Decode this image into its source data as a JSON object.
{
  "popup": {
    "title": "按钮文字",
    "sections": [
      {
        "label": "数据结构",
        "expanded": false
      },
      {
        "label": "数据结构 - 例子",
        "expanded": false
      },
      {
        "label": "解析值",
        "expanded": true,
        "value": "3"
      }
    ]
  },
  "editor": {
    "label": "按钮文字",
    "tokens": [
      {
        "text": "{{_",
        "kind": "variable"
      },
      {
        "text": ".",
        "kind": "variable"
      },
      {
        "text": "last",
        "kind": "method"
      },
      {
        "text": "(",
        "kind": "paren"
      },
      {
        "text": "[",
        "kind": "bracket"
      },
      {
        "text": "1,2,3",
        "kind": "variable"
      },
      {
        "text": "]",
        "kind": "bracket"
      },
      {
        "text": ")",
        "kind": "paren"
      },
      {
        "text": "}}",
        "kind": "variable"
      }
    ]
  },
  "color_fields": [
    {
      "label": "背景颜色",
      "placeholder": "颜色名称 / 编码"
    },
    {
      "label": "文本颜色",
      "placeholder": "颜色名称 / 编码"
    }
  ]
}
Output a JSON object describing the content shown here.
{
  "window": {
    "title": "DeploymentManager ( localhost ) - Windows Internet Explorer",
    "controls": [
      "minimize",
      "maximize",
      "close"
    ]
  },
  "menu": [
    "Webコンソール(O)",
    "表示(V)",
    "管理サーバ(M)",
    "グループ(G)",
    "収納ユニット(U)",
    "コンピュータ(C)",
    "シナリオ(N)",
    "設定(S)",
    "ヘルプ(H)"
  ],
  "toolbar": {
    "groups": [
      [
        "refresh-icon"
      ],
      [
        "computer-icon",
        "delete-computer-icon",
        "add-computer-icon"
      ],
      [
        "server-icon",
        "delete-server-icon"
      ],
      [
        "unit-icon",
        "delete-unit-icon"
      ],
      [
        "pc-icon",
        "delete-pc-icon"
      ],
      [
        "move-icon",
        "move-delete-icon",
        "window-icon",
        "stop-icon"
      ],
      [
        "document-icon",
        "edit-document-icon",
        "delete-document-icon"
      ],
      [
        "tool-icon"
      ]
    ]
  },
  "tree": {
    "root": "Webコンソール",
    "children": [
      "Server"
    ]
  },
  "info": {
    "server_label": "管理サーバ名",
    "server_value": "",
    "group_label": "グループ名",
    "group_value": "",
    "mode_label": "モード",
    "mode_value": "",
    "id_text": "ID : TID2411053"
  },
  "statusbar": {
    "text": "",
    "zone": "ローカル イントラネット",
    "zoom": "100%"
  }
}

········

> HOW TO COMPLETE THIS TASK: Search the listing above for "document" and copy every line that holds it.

> YOUR SOLUTION:
        "document-icon",
        "edit-document-icon",
        "delete-document-icon"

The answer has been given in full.